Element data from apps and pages
■ ■ ■ ■
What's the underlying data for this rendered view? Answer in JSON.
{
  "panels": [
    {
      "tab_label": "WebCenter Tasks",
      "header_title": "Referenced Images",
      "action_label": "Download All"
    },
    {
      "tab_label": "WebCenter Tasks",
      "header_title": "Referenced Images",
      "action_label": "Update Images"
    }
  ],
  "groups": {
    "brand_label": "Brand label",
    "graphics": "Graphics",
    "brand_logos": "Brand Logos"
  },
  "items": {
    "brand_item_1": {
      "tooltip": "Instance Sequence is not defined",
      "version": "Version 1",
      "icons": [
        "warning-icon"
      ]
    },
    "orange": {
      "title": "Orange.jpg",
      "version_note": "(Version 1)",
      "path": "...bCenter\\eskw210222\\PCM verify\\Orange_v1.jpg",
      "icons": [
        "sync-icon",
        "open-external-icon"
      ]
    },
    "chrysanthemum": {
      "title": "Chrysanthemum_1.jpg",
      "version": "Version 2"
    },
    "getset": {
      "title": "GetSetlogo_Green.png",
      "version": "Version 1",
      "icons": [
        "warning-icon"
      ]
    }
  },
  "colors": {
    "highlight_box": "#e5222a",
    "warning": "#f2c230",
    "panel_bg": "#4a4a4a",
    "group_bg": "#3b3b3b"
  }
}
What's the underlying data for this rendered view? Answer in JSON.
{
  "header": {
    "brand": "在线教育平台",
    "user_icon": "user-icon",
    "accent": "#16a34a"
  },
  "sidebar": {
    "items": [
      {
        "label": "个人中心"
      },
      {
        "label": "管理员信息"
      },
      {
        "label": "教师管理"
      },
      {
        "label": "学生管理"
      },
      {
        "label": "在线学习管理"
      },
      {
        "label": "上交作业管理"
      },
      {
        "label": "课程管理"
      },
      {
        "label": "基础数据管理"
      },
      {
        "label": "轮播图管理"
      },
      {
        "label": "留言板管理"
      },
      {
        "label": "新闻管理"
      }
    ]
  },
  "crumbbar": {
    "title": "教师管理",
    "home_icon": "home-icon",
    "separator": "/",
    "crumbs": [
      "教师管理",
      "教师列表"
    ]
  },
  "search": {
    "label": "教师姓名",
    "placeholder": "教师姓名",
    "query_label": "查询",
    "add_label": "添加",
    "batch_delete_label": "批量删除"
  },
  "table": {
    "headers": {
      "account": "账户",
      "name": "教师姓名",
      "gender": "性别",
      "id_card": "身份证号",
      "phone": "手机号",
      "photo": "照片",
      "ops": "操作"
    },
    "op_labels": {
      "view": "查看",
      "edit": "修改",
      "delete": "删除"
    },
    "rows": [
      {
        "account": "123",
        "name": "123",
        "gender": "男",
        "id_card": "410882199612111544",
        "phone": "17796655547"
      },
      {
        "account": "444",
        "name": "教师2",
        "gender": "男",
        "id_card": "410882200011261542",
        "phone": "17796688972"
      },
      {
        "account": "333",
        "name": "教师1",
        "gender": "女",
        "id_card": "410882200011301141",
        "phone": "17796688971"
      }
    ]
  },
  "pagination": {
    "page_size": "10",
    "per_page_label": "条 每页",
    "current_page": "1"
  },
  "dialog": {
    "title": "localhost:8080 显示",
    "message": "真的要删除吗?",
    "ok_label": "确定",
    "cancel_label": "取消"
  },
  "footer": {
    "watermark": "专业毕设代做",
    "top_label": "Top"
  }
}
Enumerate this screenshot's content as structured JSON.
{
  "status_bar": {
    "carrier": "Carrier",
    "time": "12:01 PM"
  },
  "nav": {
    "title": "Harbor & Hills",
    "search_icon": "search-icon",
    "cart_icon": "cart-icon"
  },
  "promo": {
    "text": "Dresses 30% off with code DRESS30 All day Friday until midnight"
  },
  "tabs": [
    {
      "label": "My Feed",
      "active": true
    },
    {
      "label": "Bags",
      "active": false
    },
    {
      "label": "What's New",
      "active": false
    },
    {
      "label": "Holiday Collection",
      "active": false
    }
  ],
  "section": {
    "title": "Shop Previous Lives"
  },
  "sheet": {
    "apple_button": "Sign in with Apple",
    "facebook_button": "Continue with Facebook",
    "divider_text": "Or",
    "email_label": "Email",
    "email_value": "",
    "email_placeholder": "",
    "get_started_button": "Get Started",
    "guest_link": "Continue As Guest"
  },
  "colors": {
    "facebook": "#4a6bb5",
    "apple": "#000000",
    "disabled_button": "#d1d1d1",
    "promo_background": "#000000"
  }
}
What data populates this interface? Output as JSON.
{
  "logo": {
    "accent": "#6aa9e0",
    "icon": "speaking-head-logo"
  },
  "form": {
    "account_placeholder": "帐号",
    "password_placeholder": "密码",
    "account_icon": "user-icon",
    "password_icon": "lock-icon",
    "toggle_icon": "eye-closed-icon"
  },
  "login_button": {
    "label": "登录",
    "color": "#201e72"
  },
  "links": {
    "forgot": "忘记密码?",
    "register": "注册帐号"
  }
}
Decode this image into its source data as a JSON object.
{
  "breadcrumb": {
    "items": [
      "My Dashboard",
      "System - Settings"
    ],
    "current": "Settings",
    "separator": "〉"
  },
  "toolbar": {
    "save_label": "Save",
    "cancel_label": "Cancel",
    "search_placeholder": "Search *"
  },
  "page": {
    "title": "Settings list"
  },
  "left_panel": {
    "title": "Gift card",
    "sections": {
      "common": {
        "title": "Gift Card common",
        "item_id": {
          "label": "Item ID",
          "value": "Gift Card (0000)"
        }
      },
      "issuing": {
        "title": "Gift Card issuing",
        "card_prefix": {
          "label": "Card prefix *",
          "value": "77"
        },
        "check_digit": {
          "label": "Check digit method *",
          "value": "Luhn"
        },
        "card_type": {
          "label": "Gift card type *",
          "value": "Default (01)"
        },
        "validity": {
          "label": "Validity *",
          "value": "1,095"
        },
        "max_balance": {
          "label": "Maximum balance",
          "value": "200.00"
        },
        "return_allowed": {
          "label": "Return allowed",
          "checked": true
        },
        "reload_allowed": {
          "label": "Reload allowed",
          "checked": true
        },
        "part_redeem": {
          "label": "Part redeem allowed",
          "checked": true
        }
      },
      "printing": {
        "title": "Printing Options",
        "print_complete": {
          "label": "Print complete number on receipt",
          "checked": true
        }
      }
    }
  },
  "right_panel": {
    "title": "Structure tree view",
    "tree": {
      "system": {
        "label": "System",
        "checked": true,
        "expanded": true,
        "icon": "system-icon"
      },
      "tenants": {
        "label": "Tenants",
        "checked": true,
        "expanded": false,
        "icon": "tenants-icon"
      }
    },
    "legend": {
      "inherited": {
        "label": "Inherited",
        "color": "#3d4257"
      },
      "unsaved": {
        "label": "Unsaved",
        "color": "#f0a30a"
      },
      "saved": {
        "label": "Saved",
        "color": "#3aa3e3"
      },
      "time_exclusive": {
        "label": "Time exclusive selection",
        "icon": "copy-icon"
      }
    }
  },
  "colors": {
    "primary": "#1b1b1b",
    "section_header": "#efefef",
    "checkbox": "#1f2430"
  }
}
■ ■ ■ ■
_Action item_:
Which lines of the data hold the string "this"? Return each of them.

_Task response_:
What's the underlying data for this rendered view? Answer in JSON.
What's the underlying data for this rendered view? Answer in JSON.
Enumerate this screenshot's content as structured JSON.
What data populates this interface? Output as JSON.
Decode this image into its source data as a JSON object.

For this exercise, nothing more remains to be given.